__Problem details__
Gather all lines in the records below that include the word "text".

__The records__

Start of Block

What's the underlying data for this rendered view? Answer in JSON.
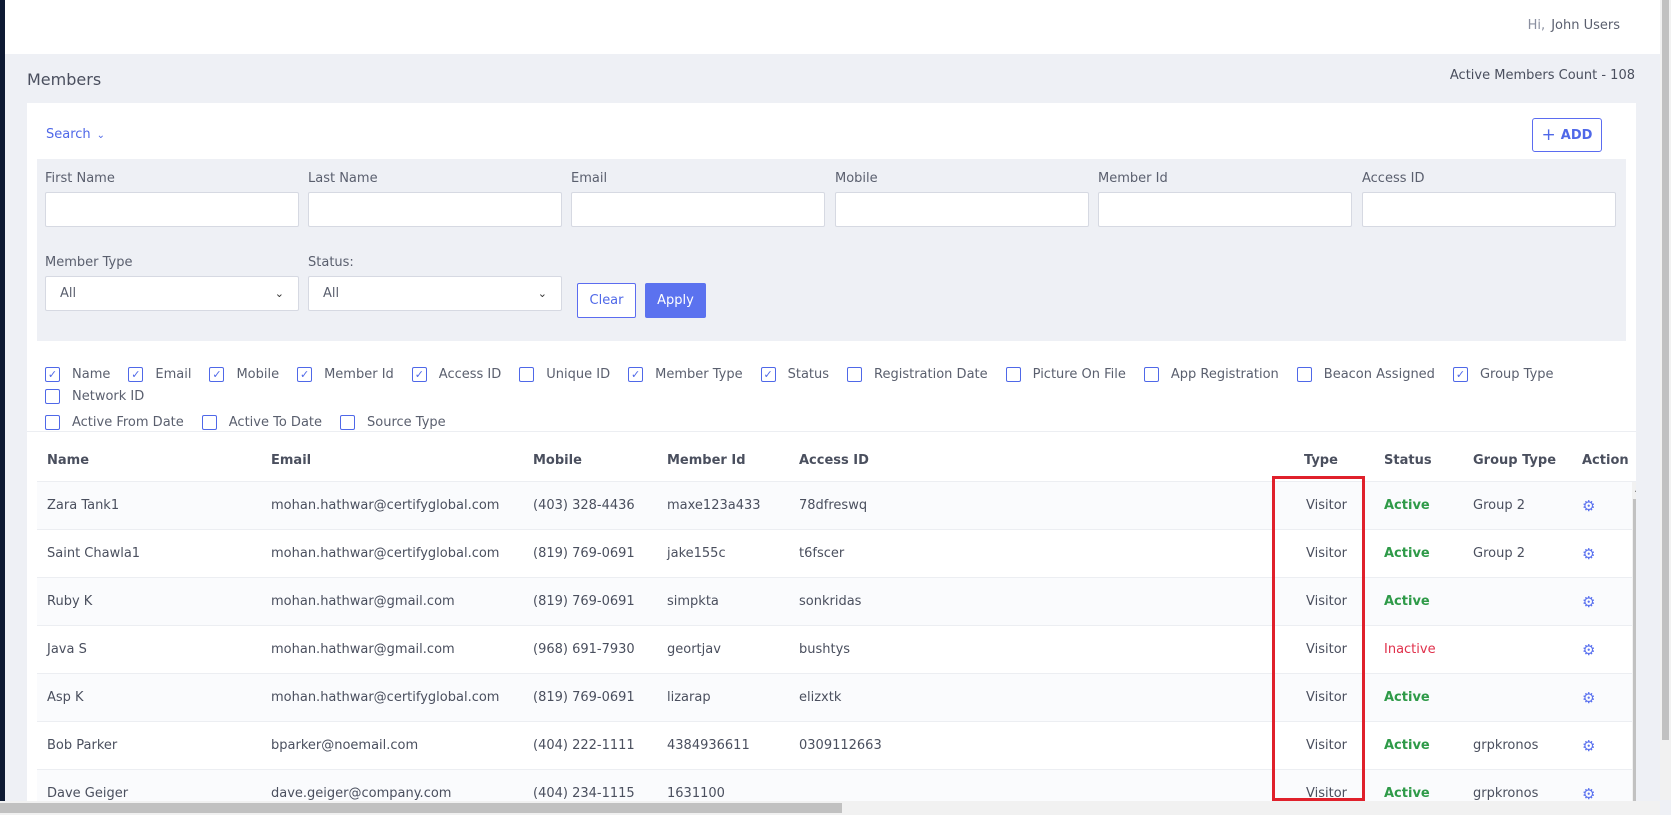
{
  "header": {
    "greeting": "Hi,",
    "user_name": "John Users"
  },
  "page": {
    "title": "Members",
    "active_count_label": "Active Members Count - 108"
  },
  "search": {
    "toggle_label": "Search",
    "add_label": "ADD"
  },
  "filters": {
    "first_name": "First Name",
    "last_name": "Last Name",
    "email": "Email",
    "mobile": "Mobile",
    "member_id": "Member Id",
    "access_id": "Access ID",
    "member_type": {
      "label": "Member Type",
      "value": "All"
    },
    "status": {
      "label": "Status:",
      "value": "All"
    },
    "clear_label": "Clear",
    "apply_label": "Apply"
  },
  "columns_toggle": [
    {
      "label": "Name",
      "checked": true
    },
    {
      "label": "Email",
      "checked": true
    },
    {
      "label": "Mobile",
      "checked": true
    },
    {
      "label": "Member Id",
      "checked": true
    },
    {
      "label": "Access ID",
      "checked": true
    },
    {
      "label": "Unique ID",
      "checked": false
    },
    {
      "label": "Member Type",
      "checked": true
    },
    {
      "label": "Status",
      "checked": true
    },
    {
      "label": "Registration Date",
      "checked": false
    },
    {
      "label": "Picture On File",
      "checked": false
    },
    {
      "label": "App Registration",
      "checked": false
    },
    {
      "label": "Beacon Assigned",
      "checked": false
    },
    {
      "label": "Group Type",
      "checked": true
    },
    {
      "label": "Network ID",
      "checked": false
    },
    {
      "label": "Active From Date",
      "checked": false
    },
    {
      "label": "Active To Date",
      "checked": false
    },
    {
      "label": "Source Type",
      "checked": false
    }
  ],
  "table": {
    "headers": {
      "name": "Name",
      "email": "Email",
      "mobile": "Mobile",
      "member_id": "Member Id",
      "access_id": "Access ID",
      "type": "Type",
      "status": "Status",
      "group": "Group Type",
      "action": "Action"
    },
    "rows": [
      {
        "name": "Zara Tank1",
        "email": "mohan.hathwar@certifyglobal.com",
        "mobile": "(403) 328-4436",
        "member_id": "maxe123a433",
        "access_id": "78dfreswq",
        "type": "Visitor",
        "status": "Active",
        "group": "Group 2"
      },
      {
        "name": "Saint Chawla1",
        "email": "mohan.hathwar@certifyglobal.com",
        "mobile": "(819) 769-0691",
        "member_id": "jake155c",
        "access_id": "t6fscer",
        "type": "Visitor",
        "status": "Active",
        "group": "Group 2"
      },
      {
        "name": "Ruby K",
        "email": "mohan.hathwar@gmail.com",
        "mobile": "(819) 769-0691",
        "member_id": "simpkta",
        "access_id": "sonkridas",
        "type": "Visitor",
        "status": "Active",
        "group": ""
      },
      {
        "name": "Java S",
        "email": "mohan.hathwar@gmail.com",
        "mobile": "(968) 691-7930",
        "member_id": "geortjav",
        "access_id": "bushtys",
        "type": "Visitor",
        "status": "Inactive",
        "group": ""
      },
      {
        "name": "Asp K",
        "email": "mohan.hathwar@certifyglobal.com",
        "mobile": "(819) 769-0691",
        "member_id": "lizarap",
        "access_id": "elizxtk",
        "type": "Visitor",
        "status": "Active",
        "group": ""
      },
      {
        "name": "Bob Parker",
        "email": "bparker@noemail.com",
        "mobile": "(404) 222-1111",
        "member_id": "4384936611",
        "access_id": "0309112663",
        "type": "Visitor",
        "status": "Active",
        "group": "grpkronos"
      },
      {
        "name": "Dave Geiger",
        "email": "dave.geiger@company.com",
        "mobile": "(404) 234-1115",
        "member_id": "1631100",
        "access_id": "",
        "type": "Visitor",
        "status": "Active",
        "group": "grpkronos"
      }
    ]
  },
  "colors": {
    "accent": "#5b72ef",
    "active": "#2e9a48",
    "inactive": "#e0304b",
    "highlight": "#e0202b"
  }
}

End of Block
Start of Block

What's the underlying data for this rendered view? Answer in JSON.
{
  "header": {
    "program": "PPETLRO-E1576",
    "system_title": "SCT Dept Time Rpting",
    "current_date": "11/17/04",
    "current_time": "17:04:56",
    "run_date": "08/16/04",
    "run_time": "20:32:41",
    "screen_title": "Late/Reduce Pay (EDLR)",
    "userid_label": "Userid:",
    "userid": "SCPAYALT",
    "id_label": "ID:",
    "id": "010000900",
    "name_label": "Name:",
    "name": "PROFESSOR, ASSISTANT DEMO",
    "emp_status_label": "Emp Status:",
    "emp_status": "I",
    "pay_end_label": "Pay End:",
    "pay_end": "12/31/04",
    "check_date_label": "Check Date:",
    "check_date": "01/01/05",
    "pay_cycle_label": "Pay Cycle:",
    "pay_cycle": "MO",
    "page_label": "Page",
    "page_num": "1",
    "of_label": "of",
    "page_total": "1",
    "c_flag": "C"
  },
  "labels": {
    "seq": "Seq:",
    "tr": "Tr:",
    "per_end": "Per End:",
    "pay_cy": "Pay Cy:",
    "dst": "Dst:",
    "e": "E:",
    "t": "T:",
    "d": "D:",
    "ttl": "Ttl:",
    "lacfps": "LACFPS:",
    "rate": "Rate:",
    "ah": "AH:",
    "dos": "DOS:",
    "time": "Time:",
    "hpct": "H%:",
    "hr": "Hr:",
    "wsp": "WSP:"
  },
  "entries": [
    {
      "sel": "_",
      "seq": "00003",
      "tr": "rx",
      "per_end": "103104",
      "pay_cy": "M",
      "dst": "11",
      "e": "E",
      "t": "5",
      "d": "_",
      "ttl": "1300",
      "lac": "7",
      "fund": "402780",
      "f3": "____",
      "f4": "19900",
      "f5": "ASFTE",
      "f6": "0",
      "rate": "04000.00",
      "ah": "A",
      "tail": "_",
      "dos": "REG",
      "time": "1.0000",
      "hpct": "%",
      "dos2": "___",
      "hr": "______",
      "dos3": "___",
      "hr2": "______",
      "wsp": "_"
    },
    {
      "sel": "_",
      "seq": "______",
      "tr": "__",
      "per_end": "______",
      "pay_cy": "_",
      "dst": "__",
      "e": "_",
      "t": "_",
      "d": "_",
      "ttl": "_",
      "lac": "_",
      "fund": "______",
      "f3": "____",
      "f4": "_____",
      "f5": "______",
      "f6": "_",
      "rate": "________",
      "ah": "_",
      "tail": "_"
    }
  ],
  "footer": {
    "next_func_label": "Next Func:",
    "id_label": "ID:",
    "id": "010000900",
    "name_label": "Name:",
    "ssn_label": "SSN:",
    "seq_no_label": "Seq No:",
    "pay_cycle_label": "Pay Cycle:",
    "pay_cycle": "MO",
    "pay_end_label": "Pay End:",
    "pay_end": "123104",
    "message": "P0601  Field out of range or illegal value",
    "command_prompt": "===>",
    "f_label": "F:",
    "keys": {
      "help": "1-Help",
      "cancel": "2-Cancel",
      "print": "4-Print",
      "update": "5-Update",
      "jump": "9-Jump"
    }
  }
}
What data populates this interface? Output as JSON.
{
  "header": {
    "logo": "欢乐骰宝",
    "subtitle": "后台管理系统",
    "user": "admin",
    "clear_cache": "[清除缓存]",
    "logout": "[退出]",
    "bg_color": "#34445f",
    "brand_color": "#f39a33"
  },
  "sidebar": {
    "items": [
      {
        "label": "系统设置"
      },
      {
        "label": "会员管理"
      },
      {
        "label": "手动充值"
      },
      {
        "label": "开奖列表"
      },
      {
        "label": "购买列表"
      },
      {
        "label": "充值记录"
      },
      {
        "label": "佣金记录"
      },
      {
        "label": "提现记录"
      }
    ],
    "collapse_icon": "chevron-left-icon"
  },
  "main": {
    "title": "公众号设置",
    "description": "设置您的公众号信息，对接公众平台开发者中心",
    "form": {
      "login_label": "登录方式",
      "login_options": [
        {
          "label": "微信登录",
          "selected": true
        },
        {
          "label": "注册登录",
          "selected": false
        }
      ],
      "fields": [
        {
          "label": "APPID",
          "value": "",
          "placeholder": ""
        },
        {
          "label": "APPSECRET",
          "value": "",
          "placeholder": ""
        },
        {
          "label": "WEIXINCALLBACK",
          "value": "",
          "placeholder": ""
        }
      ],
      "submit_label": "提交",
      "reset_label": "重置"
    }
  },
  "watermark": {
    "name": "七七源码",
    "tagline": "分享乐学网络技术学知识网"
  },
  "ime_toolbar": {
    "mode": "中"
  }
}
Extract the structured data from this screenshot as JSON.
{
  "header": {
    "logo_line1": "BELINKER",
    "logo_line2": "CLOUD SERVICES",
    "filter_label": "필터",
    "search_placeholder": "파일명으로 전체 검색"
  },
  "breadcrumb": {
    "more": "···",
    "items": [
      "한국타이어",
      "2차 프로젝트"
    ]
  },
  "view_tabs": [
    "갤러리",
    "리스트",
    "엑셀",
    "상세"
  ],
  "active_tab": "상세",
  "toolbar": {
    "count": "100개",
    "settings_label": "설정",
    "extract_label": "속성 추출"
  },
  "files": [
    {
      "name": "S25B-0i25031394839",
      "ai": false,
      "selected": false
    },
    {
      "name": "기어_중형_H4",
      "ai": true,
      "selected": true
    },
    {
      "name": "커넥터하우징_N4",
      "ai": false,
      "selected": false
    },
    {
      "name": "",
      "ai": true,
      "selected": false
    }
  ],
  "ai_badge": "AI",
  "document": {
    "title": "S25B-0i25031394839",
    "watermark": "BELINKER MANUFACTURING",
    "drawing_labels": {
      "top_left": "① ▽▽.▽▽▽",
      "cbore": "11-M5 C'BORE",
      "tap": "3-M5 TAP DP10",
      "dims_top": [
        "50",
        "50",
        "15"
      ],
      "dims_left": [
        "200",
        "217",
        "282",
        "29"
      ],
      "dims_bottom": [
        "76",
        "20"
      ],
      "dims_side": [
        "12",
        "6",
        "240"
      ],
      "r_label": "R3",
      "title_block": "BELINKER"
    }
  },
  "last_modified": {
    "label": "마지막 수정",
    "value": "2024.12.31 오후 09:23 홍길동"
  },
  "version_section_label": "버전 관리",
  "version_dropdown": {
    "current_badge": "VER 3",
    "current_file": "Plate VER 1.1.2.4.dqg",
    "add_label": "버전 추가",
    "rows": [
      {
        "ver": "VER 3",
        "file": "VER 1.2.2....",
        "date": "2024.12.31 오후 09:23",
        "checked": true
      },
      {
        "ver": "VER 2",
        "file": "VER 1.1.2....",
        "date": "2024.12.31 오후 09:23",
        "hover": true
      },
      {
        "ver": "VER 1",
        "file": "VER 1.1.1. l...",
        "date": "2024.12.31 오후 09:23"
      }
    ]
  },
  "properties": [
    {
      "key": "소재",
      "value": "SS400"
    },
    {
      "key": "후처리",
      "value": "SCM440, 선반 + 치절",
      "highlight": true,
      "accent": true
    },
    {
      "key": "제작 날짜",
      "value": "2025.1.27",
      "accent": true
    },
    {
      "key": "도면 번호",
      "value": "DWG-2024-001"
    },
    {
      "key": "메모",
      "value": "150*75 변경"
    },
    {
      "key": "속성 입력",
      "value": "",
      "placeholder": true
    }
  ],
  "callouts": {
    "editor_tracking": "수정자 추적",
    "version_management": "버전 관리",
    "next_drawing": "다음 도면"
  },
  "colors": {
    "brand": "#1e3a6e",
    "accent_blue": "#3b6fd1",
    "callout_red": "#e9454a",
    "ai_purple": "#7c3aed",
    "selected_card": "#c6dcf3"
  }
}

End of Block
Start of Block

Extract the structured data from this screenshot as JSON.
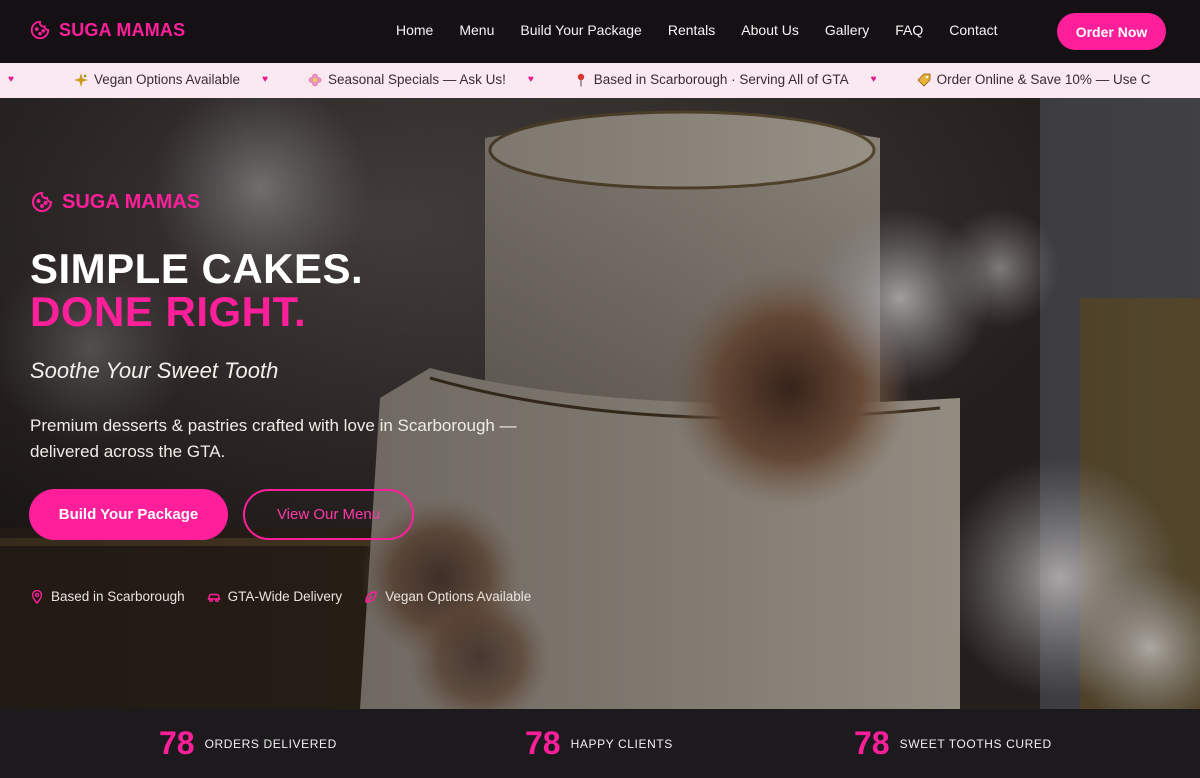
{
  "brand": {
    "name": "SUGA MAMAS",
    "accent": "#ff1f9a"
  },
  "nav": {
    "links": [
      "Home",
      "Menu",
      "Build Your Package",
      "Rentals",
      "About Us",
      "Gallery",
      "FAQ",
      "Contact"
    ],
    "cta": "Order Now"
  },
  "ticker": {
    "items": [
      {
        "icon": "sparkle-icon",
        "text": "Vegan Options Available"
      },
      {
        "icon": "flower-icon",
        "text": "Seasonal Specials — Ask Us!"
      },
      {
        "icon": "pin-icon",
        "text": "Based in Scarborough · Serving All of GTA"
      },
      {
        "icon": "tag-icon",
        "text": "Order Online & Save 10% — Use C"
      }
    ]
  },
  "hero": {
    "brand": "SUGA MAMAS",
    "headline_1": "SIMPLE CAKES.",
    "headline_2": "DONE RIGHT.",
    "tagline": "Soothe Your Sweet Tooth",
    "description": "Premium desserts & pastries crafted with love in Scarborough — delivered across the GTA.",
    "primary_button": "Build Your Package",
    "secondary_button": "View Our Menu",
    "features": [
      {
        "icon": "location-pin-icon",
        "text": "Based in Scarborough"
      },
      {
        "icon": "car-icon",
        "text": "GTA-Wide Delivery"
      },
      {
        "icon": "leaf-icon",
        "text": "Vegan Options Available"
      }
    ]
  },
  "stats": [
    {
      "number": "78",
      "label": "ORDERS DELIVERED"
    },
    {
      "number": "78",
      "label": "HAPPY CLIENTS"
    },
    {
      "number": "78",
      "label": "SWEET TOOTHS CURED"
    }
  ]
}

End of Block

__Worked solution__
        "text": "Vegan Options Available"
        "text": "Seasonal Specials — Ask Us!"
        "text": "Based in Scarborough · Serving All of GTA"
        "text": "Order Online & Save 10% — Use C"
        "text": "Based in Scarborough"
        "text": "GTA-Wide Delivery"
        "text": "Vegan Options Available"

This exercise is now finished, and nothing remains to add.